◆ Supplied material ◆
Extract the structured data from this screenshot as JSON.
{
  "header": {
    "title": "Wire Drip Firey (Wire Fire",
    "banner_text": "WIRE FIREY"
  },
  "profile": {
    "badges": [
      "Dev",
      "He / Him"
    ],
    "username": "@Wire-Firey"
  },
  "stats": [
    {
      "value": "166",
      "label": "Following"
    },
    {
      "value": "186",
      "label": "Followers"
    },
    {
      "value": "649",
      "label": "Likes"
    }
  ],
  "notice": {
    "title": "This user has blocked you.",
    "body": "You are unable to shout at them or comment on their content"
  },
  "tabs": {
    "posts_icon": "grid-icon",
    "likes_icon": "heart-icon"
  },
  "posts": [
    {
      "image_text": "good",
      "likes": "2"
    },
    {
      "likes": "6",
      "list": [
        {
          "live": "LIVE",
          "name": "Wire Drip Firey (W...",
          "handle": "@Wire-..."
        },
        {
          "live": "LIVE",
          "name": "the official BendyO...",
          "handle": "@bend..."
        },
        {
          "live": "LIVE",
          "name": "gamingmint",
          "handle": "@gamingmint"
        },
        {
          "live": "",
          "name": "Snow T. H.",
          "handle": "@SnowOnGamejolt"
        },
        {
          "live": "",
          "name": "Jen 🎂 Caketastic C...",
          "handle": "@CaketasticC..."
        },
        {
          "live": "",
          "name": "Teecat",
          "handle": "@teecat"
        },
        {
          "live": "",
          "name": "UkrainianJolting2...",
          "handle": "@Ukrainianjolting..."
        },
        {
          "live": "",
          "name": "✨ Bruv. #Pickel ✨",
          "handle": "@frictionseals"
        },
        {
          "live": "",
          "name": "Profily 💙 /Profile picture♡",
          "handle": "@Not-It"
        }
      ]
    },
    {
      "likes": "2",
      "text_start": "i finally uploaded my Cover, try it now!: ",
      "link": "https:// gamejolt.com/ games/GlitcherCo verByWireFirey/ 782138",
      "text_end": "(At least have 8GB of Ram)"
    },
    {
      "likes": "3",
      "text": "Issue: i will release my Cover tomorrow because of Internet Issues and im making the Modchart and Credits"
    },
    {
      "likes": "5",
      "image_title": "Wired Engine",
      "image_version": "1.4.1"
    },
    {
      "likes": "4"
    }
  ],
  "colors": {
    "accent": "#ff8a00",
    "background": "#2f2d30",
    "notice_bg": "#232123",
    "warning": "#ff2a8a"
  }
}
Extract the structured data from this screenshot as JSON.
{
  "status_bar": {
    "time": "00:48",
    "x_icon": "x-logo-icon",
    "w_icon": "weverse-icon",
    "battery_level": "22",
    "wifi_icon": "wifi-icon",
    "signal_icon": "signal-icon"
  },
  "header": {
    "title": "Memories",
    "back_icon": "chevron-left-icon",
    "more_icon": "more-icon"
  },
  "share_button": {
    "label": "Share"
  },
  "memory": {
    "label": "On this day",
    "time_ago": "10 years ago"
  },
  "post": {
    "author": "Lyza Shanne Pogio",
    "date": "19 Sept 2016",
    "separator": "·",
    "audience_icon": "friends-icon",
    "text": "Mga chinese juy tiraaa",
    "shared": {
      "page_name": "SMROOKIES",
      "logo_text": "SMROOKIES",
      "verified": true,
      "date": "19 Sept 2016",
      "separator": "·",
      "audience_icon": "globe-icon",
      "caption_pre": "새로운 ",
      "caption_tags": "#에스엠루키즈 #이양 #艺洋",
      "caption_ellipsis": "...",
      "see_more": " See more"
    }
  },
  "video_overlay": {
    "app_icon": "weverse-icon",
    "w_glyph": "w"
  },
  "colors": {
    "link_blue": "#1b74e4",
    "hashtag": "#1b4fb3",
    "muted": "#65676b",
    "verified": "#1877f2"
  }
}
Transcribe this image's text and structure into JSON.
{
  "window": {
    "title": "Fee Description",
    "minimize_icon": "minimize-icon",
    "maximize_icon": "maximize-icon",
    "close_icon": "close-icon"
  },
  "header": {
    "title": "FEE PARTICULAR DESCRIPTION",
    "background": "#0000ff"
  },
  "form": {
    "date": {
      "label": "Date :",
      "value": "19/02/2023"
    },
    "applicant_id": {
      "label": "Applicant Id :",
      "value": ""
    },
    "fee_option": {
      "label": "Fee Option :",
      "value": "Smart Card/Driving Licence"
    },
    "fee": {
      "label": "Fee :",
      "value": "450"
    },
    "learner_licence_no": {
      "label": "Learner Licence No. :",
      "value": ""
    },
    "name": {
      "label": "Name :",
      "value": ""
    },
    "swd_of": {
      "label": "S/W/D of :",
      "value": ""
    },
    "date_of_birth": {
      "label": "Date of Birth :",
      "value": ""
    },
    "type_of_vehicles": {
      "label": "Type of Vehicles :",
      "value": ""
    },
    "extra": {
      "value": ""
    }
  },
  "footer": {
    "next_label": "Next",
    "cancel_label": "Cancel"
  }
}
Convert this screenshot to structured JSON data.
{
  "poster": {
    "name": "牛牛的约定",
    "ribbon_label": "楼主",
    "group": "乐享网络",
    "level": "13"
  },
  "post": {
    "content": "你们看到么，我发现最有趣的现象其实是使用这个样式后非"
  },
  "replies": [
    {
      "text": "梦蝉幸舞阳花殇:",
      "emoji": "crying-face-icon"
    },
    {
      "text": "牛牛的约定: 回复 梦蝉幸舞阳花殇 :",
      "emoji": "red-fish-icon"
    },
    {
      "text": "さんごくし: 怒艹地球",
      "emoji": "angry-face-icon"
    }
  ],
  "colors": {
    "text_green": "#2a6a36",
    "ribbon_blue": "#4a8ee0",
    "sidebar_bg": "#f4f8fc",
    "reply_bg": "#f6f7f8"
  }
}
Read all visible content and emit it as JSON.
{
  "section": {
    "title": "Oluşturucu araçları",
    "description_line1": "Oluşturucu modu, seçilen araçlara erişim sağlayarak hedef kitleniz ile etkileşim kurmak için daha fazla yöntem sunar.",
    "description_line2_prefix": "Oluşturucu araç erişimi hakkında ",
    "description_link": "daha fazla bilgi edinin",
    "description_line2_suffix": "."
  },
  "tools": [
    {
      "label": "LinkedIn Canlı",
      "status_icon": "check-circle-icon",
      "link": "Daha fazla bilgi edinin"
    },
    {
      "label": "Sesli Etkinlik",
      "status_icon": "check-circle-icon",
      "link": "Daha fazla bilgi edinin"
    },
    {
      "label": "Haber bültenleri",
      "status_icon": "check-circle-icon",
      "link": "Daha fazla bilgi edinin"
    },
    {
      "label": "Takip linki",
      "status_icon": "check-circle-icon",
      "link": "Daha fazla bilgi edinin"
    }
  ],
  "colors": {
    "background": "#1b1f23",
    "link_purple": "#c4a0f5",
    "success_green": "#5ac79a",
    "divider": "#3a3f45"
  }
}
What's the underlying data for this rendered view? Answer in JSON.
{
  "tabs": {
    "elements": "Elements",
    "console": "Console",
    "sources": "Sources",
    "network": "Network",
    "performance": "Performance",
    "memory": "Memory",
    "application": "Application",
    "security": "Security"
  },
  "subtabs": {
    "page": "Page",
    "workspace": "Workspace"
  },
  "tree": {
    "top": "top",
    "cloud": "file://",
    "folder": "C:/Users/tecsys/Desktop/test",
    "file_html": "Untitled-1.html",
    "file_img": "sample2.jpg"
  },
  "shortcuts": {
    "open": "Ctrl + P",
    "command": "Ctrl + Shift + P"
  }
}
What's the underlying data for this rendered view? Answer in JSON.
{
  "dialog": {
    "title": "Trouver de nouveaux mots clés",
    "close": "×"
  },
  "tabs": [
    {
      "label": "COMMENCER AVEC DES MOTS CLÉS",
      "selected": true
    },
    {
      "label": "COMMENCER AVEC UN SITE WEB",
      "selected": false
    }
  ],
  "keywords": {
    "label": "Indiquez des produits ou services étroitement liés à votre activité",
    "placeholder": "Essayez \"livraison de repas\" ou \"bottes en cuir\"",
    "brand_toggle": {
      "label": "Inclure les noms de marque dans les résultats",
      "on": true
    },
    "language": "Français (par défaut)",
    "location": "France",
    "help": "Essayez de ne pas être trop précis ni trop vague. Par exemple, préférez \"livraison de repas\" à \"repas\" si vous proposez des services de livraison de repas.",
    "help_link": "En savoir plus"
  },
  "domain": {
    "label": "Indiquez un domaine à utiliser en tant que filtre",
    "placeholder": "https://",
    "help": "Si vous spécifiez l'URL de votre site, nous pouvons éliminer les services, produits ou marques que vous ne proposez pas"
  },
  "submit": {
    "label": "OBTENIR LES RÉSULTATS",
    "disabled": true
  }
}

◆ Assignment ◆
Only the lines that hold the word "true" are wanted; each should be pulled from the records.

◆ Written response ◆
      "verified": true,
      "selected": true
      "on": true
    "disabled": true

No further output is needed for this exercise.